=== Collected data ===
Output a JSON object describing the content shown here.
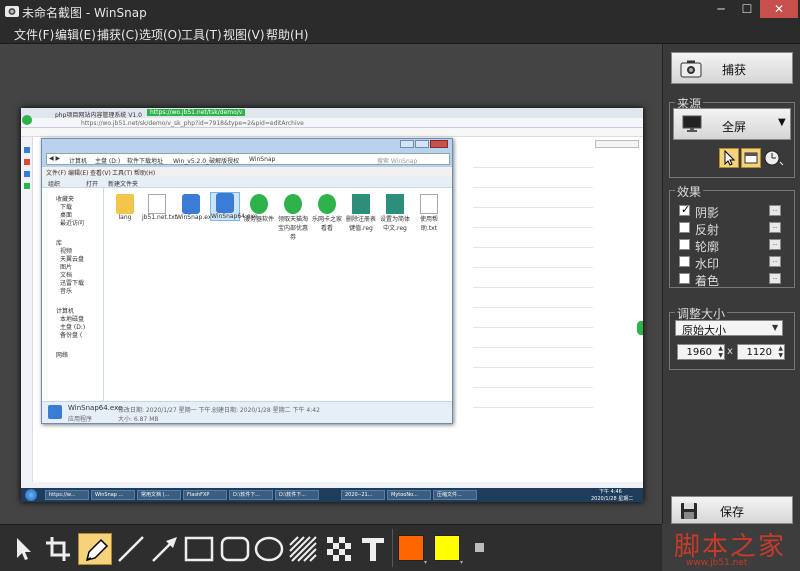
{
  "window": {
    "title": "未命名截图 - WinSnap"
  },
  "menu": [
    "文件(F)",
    "编辑(E)",
    "捕获(C)",
    "选项(O)",
    "工具(T)",
    "视图(V)",
    "帮助(H)"
  ],
  "panel": {
    "capture_label": "捕获",
    "source_label": "来源",
    "source_mode": "全屏",
    "effects_label": "效果",
    "effects": [
      {
        "label": "阴影",
        "checked": true
      },
      {
        "label": "反射",
        "checked": false
      },
      {
        "label": "轮廓",
        "checked": false
      },
      {
        "label": "水印",
        "checked": false
      },
      {
        "label": "着色",
        "checked": false
      }
    ],
    "resize_label": "调整大小",
    "resize_mode": "原始大小",
    "width": "1960",
    "height": "1120",
    "times": "x",
    "save_label": "保存"
  },
  "toolbar": {
    "tools": [
      "pointer",
      "crop",
      "pen",
      "line",
      "arrow",
      "rectangle",
      "rounded-rectangle",
      "ellipse",
      "hatch",
      "pixelate",
      "text"
    ],
    "color_primary": "#ff6600",
    "color_secondary": "#ffff00"
  },
  "watermark": {
    "text": "脚本之家",
    "url": "www.jb51.net"
  },
  "screenshot": {
    "browser_tabs": [
      "php项目网站内容管理系统 V1.0",
      "https://wo.jb51.net/tsk/demo/v"
    ],
    "browser_address": "https://wo.jb51.net/sk/demo/v_sk_php?id=7918&type=2&pid=editArchive",
    "explorer": {
      "path": [
        "计算机",
        "主盘 (D:)",
        "软件下载地址",
        "Win_v5.2.0_破解版授权",
        "WinSnap"
      ],
      "search_placeholder": "搜索 WinSnap",
      "menu": [
        "文件(F)",
        "编辑(E)",
        "查看(V)",
        "工具(T)",
        "帮助(H)"
      ],
      "commands": [
        "组织",
        "打开",
        "新建文件夹"
      ],
      "nav": [
        "收藏夹",
        "下载",
        "桌面",
        "最近访问",
        "库",
        "视频",
        "天翼云盘",
        "图片",
        "文档",
        "迅雷下载",
        "音乐",
        "计算机",
        "本地磁盘",
        "主盘 (D:)",
        "备份盘 (",
        "网络"
      ],
      "files": [
        {
          "name": "lang",
          "type": "folder"
        },
        {
          "name": "jb51.net.txt",
          "type": "txt"
        },
        {
          "name": "WinSnap.exe",
          "type": "exe"
        },
        {
          "name": "WinSnap64.exe",
          "type": "exe"
        },
        {
          "name": "服务器软件",
          "type": "app"
        },
        {
          "name": "领取天猫淘宝内部优惠券",
          "type": "app"
        },
        {
          "name": "乐网卡之家看看",
          "type": "app"
        },
        {
          "name": "删除注册表键值.reg",
          "type": "reg"
        },
        {
          "name": "设置为简体中文.reg",
          "type": "reg"
        },
        {
          "name": "使用帮助.txt",
          "type": "txt"
        }
      ],
      "status_file": "WinSnap64.exe",
      "status_modified": "修改日期: 2020/1/27 星期一 下午...",
      "status_created": "创建日期: 2020/1/28 星期二 下午 4:42",
      "status_type": "应用程序",
      "status_size": "大小: 6.87 MB"
    },
    "taskbar": [
      "https://w...",
      "WinSnap ...",
      "常用文档 (...",
      "FlashFXP",
      "D:\\软件下...",
      "D:\\软件下...",
      "2020--21...",
      "MytooNo...",
      "压缩文件..."
    ],
    "clock_time": "下午 4:46",
    "clock_date": "2020/1/28 星期二"
  }
}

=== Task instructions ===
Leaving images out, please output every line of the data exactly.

=== Written reply ===
Output a JSON object describing the content shown here.
{
  "window": {
    "title": "未命名截图 - WinSnap"
  },
  "menu": [
    "文件(F)",
    "编辑(E)",
    "捕获(C)",
    "选项(O)",
    "工具(T)",
    "视图(V)",
    "帮助(H)"
  ],
  "panel": {
    "capture_label": "捕获",
    "source_label": "来源",
    "source_mode": "全屏",
    "effects_label": "效果",
    "effects": [
      {
        "label": "阴影",
        "checked": true
      },
      {
        "label": "反射",
        "checked": false
      },
      {
        "label": "轮廓",
        "checked": false
      },
      {
        "label": "水印",
        "checked": false
      },
      {
        "label": "着色",
        "checked": false
      }
    ],
    "resize_label": "调整大小",
    "resize_mode": "原始大小",
    "width": "1960",
    "height": "1120",
    "times": "x",
    "save_label": "保存"
  },
  "toolbar": {
    "tools": [
      "pointer",
      "crop",
      "pen",
      "line",
      "arrow",
      "rectangle",
      "rounded-rectangle",
      "ellipse",
      "hatch",
      "pixelate",
      "text"
    ],
    "color_primary": "#ff6600",
    "color_secondary": "#ffff00"
  },
  "watermark": {
    "text": "脚本之家",
    "url": "www.jb51.net"
  },
  "screenshot": {
    "browser_tabs": [
      "php项目网站内容管理系统 V1.0",
      "https://wo.jb51.net/tsk/demo/v"
    ],
    "browser_address": "https://wo.jb51.net/sk/demo/v_sk_php?id=7918&type=2&pid=editArchive",
    "explorer": {
      "path": [
        "计算机",
        "主盘 (D:)",
        "软件下载地址",
        "Win_v5.2.0_破解版授权",
        "WinSnap"
      ],
      "search_placeholder": "搜索 WinSnap",
      "menu": [
        "文件(F)",
        "编辑(E)",
        "查看(V)",
        "工具(T)",
        "帮助(H)"
      ],
      "commands": [
        "组织",
        "打开",
        "新建文件夹"
      ],
      "nav": [
        "收藏夹",
        "下载",
        "桌面",
        "最近访问",
        "库",
        "视频",
        "天翼云盘",
        "图片",
        "文档",
        "迅雷下载",
        "音乐",
        "计算机",
        "本地磁盘",
        "主盘 (D:)",
        "备份盘 (",
        "网络"
      ],
      "files": [
        {
          "name": "lang",
          "type": "folder"
        },
        {
          "name": "jb51.net.txt",
          "type": "txt"
        },
        {
          "name": "WinSnap.exe",
          "type": "exe"
        },
        {
          "name": "WinSnap64.exe",
          "type": "exe"
        },
        {
          "name": "服务器软件",
          "type": "app"
        },
        {
          "name": "领取天猫淘宝内部优惠券",
          "type": "app"
        },
        {
          "name": "乐网卡之家看看",
          "type": "app"
        },
        {
          "name": "删除注册表键值.reg",
          "type": "reg"
        },
        {
          "name": "设置为简体中文.reg",
          "type": "reg"
        },
        {
          "name": "使用帮助.txt",
          "type": "txt"
        }
      ],
      "status_file": "WinSnap64.exe",
      "status_modified": "修改日期: 2020/1/27 星期一 下午...",
      "status_created": "创建日期: 2020/1/28 星期二 下午 4:42",
      "status_type": "应用程序",
      "status_size": "大小: 6.87 MB"
    },
    "taskbar": [
      "https://w...",
      "WinSnap ...",
      "常用文档 (...",
      "FlashFXP",
      "D:\\软件下...",
      "D:\\软件下...",
      "2020--21...",
      "MytooNo...",
      "压缩文件..."
    ],
    "clock_time": "下午 4:46",
    "clock_date": "2020/1/28 星期二"
  }
}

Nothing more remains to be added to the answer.